4) Are PA drivers really that bad?

Truth be told: Maybe! It depends who you ask? PennDOT (the state transportation department), In previous years reported over severe accidents increased levels year after year suggesting reckless driving play a significant role whereas national data ranks some keystone highways n parks amongst worst quality maintained nationwide. Others find Pennsylvania drivers notably courteous, nearly always following traffic laws and use turn signals when switching lanes.

5) Why is the Liberty Bell Located in Philadelphia?

Philadelphia was originally built as a capital of America during 1784 after being declared independent from Britain on July 2nd, The liberty bell served to invoke patriotism amongst its residents throughout early years by ringing out to alert prospective topics for discussion or issues calling for declaration- like Independence Day celebrations today.

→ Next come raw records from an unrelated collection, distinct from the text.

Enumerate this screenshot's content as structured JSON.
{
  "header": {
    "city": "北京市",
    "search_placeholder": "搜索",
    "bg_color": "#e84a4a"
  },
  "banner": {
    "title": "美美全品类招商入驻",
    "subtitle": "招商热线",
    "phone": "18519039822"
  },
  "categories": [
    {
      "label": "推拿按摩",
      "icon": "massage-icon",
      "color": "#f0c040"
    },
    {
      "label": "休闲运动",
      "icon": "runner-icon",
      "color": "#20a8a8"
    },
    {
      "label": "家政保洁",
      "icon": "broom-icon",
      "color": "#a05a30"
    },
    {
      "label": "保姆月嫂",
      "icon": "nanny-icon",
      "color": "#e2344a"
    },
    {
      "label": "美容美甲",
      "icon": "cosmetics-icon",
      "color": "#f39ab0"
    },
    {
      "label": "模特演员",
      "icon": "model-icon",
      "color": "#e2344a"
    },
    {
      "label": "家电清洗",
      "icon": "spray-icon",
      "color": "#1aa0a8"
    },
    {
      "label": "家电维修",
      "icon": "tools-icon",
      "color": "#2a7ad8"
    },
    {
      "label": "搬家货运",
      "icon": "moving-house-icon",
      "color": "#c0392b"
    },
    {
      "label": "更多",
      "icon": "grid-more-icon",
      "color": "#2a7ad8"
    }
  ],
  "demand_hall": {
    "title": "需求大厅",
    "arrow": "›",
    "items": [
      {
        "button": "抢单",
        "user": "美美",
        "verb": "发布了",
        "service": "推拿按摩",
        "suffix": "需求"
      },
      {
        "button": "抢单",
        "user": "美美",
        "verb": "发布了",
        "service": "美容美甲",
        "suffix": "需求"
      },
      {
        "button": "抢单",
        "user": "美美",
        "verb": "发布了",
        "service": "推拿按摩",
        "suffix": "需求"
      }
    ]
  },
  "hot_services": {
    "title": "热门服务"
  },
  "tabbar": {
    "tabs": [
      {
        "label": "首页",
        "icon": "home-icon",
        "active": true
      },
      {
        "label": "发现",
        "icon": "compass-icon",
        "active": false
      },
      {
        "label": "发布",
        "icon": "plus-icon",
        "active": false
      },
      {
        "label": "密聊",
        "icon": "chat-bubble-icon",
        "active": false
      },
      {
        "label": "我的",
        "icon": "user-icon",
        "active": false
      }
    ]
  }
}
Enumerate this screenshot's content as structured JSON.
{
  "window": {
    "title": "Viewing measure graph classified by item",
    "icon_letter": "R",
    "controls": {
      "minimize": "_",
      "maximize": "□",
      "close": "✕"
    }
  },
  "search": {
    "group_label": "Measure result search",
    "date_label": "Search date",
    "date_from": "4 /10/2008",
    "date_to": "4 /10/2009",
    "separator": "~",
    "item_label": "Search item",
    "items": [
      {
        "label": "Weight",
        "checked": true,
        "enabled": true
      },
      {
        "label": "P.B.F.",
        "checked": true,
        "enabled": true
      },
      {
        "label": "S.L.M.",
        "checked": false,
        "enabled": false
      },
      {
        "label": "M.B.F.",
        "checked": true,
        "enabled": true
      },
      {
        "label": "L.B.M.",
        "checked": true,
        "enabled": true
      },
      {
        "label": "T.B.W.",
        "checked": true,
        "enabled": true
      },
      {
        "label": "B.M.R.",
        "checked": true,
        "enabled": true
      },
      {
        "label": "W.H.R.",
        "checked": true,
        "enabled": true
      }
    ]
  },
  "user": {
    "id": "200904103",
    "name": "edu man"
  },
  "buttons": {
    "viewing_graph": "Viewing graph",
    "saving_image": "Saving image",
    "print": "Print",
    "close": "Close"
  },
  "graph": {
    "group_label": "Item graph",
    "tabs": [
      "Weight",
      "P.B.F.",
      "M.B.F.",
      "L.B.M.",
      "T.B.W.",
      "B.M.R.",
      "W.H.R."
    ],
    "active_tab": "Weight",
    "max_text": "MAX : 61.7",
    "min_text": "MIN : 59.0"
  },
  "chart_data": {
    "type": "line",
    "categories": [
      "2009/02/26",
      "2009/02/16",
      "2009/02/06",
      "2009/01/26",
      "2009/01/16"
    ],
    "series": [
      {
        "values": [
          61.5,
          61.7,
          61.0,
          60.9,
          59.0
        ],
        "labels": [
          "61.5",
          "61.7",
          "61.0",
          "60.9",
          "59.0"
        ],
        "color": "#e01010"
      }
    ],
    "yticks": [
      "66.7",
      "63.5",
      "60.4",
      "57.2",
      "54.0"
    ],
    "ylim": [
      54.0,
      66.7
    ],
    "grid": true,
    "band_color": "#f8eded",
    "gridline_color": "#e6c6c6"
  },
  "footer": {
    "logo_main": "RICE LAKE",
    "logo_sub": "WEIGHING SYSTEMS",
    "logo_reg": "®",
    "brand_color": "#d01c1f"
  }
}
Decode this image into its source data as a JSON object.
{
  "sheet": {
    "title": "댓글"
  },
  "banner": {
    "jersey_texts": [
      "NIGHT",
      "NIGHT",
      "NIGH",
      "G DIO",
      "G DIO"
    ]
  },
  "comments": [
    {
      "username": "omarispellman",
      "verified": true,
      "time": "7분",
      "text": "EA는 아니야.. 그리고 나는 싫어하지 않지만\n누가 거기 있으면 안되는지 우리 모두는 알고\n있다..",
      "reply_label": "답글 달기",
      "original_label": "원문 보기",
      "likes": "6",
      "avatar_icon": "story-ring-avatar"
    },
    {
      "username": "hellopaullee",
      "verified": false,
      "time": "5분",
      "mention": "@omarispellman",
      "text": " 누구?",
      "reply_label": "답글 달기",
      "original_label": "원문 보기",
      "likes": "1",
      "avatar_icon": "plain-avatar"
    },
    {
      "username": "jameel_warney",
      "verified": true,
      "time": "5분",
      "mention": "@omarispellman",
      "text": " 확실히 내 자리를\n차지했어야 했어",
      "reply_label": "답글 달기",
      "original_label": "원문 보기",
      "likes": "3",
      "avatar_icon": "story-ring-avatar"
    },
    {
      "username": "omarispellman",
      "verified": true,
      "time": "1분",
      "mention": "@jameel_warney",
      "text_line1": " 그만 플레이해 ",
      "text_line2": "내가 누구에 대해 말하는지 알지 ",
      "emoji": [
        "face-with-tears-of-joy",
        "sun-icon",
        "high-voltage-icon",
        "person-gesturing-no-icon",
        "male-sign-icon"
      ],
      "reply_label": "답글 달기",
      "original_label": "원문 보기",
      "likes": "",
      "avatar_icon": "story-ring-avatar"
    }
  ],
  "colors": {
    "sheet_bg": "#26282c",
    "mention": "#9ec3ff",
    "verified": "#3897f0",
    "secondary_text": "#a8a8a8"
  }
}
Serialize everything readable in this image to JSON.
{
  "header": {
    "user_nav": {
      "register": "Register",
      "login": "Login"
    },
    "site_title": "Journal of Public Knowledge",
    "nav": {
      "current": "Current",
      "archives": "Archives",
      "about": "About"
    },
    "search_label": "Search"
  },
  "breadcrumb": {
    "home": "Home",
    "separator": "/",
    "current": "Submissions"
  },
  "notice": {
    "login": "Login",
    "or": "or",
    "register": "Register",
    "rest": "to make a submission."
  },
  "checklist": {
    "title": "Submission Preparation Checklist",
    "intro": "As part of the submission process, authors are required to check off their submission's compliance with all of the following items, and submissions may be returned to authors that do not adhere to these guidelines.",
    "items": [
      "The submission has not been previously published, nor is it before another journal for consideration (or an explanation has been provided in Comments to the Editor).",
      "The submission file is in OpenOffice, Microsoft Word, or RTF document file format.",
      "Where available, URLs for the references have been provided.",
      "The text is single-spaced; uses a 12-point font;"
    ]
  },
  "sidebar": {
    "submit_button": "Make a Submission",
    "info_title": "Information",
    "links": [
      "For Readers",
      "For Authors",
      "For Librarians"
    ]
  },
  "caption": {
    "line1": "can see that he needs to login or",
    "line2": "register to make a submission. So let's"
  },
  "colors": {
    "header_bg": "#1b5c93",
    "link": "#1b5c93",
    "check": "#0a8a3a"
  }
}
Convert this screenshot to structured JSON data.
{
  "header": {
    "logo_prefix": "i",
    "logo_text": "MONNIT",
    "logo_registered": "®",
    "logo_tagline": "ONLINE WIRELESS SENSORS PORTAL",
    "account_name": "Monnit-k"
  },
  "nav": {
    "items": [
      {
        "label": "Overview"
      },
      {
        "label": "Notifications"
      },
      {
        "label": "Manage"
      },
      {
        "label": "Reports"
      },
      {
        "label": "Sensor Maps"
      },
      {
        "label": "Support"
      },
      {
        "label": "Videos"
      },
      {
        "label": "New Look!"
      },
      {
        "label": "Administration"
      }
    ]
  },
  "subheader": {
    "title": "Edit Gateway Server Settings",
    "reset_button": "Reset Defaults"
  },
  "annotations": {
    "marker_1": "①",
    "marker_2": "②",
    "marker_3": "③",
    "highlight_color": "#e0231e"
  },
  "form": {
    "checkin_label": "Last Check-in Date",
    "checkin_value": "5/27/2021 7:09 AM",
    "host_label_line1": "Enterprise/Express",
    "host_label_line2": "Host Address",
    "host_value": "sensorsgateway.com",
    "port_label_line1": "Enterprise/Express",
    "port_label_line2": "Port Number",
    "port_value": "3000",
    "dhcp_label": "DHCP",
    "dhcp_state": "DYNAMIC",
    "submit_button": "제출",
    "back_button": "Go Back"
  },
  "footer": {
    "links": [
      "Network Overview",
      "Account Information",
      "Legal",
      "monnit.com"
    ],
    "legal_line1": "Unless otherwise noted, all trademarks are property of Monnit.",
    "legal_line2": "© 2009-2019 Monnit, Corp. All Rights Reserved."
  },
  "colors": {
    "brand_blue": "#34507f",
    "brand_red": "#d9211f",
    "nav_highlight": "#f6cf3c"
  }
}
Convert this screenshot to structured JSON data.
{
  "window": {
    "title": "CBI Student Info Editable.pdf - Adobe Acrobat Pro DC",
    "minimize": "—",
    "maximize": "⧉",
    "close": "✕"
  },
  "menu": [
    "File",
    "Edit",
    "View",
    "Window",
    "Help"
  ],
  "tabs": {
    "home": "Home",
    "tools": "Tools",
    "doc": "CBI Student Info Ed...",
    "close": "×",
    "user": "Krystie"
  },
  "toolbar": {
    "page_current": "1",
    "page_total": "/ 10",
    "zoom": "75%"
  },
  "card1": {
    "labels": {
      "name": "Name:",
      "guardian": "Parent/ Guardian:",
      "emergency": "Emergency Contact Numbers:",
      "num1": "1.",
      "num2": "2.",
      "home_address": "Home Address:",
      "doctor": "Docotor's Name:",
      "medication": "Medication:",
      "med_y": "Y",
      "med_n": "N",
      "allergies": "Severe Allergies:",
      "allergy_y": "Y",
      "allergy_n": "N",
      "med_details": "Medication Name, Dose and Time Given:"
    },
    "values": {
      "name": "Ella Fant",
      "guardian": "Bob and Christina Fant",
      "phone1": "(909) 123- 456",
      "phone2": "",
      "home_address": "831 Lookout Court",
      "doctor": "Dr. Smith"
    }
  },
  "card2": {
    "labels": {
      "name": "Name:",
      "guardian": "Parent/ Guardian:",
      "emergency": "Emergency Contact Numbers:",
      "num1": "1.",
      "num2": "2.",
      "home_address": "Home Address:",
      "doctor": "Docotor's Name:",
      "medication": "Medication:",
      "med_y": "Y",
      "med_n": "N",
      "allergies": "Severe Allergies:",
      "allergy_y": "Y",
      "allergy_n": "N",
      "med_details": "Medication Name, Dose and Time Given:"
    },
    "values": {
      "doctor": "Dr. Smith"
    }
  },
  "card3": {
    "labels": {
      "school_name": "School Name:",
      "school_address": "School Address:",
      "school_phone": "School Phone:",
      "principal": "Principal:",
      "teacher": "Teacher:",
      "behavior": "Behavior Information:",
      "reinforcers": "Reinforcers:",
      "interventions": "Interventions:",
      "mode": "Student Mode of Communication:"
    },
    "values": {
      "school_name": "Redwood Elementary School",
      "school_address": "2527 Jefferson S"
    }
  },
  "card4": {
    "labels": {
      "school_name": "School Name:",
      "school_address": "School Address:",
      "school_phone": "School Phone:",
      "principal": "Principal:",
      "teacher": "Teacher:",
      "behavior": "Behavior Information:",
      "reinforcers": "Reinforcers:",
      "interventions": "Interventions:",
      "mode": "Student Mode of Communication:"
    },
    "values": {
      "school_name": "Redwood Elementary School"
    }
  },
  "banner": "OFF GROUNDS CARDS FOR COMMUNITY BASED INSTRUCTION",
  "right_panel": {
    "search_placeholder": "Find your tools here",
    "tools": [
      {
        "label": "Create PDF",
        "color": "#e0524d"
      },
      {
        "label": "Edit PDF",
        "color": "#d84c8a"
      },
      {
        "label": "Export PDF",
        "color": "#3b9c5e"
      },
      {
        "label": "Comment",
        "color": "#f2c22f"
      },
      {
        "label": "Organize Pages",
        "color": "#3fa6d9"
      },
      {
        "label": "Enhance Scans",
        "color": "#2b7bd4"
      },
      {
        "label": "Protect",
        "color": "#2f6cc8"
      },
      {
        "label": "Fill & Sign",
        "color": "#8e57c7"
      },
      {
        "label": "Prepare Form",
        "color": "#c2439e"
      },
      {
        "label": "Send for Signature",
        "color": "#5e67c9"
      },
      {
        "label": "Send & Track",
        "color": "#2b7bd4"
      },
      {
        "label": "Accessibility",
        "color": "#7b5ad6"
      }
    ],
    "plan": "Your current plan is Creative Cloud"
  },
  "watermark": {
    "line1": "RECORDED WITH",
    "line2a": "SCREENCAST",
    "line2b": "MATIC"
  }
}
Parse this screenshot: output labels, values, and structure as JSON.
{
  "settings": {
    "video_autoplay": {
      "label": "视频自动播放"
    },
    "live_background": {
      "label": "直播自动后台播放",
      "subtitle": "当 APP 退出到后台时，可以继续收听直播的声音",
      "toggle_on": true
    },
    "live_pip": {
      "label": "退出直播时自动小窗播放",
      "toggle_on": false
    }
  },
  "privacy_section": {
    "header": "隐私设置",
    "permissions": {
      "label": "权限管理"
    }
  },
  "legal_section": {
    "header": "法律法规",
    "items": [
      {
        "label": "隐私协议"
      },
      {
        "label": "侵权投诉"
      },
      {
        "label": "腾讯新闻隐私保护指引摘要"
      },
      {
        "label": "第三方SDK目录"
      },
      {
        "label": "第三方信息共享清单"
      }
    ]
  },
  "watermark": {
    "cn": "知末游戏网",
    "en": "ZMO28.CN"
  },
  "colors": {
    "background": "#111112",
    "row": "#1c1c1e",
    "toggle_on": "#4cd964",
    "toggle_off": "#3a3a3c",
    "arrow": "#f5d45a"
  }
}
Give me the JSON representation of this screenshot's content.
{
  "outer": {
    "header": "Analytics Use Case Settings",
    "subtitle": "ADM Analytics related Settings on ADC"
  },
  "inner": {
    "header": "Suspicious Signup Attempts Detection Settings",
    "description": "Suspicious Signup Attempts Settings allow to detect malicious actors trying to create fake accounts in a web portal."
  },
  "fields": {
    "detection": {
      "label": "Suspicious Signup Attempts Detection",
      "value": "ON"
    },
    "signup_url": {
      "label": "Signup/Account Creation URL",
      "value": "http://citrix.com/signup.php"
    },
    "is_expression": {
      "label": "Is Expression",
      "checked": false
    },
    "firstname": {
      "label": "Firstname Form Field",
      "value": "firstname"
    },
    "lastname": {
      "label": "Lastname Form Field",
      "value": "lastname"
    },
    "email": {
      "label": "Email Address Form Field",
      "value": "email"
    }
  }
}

In conclusion, it’s essential not to make sweeping generalizations about any State. While there may be some misconceptions surrounding Pennsylvania’s status and regional identity, each citizen contributes differently along diverse perspectives worth exploration through interaction with people you meet everyday!